__Task description__: After reading the lines below, count those that contain "JSON" and give the count alone.

=== Data for analysis ===

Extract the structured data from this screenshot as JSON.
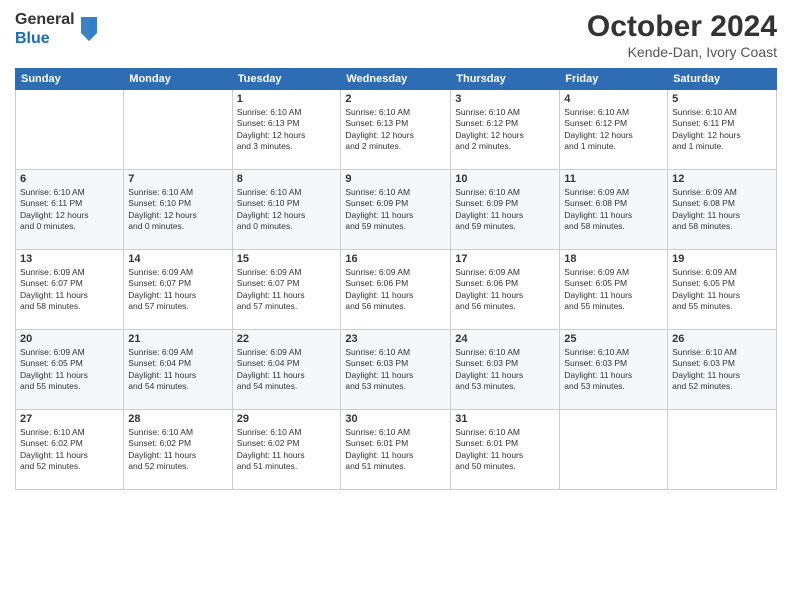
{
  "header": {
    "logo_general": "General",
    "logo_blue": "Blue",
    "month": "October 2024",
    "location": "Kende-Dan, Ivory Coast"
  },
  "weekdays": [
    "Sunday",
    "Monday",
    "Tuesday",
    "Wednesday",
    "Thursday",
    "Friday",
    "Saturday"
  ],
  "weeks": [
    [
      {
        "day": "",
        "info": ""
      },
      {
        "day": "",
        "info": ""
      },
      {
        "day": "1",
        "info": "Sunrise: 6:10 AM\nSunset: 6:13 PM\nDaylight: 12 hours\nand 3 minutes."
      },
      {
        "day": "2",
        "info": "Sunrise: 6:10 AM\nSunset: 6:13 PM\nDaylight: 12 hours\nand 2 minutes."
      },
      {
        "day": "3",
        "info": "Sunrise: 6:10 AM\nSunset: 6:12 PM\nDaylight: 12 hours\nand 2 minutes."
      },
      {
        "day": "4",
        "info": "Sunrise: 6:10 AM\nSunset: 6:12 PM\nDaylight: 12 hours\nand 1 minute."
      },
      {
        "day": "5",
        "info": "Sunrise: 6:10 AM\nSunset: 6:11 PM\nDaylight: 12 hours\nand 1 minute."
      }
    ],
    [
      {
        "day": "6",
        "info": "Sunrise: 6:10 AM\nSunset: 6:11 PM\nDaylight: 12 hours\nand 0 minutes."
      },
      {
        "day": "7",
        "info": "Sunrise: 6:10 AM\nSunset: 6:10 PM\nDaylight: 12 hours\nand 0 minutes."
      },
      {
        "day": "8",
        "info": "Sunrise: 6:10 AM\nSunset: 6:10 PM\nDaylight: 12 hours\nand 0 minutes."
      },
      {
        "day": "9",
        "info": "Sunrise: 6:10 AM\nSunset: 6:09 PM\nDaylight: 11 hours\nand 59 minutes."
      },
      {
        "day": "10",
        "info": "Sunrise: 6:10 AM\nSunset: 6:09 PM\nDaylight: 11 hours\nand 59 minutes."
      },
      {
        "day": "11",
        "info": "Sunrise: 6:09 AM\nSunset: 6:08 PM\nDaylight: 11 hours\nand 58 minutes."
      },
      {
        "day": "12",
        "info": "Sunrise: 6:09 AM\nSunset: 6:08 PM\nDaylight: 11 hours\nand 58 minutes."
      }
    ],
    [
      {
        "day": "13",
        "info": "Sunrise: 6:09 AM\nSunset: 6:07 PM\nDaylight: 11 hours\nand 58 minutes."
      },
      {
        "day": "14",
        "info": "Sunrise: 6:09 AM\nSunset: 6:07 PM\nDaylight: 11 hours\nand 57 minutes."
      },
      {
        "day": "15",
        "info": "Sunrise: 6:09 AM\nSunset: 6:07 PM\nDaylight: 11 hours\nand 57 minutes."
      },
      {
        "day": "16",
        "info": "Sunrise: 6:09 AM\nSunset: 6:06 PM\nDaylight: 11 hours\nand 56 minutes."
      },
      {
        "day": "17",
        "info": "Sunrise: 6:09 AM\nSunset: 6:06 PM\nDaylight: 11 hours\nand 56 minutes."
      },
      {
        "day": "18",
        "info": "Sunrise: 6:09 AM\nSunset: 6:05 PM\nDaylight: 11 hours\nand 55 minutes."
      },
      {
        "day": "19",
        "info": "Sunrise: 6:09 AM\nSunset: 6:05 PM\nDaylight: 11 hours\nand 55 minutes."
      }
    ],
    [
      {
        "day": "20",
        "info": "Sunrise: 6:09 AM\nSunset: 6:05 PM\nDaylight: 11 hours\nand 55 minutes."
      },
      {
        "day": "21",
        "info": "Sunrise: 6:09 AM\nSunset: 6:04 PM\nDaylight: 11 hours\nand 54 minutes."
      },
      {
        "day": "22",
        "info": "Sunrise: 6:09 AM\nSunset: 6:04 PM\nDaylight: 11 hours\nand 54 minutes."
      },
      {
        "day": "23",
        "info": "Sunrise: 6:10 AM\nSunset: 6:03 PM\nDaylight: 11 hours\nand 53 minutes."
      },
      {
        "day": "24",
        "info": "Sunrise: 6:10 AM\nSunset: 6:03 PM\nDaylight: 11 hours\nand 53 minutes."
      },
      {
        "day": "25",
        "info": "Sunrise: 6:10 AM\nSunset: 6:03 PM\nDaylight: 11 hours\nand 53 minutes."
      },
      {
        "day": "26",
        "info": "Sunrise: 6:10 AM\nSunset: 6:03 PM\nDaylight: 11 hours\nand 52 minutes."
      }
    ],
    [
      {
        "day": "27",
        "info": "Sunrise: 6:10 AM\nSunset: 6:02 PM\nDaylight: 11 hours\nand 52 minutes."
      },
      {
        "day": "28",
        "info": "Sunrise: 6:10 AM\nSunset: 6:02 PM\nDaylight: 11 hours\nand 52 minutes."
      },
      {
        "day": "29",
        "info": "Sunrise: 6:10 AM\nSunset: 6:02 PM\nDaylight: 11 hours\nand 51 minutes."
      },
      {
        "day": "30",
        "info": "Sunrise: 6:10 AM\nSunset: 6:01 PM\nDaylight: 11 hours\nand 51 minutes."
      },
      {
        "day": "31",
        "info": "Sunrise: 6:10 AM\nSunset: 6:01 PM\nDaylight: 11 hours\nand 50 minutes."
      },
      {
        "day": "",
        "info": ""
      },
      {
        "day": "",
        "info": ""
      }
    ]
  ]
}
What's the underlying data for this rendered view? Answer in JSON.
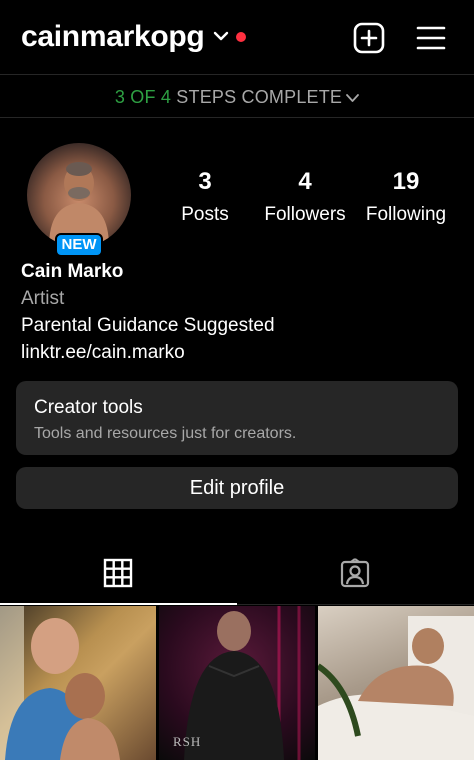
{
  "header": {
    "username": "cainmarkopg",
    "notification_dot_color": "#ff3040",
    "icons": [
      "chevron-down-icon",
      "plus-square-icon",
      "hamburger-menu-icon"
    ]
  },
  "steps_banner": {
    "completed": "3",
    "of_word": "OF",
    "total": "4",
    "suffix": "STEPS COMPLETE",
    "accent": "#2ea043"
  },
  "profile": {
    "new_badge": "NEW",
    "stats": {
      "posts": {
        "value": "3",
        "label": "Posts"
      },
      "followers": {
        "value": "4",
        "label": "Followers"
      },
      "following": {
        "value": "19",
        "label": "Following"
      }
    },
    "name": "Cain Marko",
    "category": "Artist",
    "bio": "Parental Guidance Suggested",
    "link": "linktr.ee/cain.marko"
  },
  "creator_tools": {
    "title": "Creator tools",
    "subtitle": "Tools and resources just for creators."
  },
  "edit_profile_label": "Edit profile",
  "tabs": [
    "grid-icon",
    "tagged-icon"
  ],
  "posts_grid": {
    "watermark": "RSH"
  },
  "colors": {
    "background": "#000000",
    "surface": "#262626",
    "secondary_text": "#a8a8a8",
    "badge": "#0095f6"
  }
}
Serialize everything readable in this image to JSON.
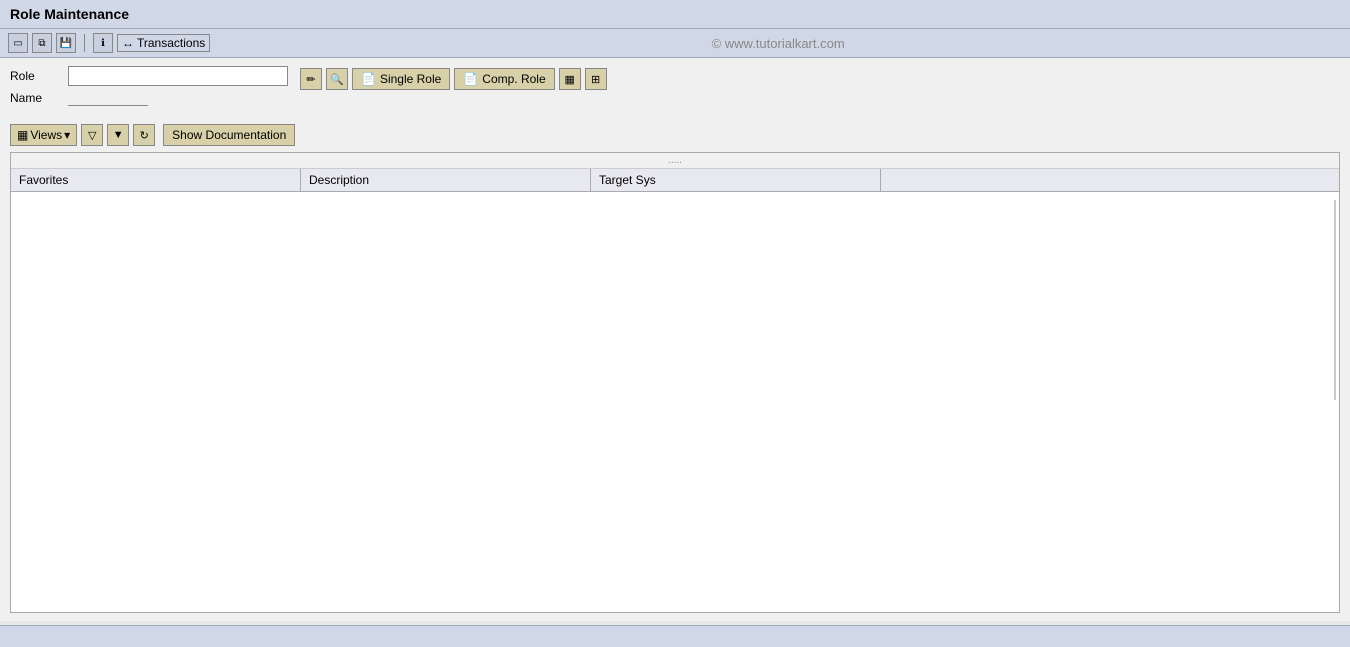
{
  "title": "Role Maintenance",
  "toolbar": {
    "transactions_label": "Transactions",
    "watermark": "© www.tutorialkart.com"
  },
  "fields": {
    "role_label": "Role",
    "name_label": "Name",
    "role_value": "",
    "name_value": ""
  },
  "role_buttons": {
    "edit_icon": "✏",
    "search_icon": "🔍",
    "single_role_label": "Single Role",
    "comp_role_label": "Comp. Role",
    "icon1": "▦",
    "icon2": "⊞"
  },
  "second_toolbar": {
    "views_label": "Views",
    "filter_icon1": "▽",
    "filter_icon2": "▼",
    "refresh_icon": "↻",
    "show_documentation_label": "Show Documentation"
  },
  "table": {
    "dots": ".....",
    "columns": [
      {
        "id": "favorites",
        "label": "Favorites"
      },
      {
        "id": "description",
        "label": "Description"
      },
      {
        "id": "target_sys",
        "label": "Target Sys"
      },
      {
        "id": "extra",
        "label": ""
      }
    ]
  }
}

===
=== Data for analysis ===

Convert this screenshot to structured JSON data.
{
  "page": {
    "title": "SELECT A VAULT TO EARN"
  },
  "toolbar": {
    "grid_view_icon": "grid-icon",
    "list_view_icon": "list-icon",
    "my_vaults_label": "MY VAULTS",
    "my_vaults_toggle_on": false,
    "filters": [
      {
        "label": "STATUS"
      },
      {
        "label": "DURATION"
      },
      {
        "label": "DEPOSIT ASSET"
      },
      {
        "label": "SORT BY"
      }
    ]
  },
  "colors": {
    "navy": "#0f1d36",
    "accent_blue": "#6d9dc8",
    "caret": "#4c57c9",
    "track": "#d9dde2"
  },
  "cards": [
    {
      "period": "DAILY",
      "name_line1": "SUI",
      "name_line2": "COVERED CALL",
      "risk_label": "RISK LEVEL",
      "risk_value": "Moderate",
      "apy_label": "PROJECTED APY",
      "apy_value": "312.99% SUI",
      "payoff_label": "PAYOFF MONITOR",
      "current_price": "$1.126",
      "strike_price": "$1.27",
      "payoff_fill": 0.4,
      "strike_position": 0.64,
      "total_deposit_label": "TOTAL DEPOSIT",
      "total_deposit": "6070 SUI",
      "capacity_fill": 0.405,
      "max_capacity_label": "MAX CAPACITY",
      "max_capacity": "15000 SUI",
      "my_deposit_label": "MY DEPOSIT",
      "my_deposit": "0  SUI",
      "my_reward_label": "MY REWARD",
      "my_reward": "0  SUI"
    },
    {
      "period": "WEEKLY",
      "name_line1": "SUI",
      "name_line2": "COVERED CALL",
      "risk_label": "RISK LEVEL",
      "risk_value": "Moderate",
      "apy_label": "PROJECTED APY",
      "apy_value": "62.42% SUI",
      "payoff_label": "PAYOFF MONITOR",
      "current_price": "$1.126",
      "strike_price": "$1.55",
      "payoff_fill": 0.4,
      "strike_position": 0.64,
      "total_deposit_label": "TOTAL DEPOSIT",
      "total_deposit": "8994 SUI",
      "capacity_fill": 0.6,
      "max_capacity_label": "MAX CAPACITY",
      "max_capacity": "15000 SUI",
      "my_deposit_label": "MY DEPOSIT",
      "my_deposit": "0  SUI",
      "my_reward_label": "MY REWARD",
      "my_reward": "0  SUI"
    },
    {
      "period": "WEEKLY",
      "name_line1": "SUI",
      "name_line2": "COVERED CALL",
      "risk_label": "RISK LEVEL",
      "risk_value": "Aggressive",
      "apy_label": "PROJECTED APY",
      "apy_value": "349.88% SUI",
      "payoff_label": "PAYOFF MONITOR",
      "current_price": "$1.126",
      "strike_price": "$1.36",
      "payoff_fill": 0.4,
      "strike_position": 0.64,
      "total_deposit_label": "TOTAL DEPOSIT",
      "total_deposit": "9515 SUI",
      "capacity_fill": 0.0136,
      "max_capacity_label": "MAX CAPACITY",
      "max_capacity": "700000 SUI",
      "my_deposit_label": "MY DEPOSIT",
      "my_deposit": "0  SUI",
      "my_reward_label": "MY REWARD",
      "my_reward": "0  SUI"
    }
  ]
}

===

__Written reply__: 4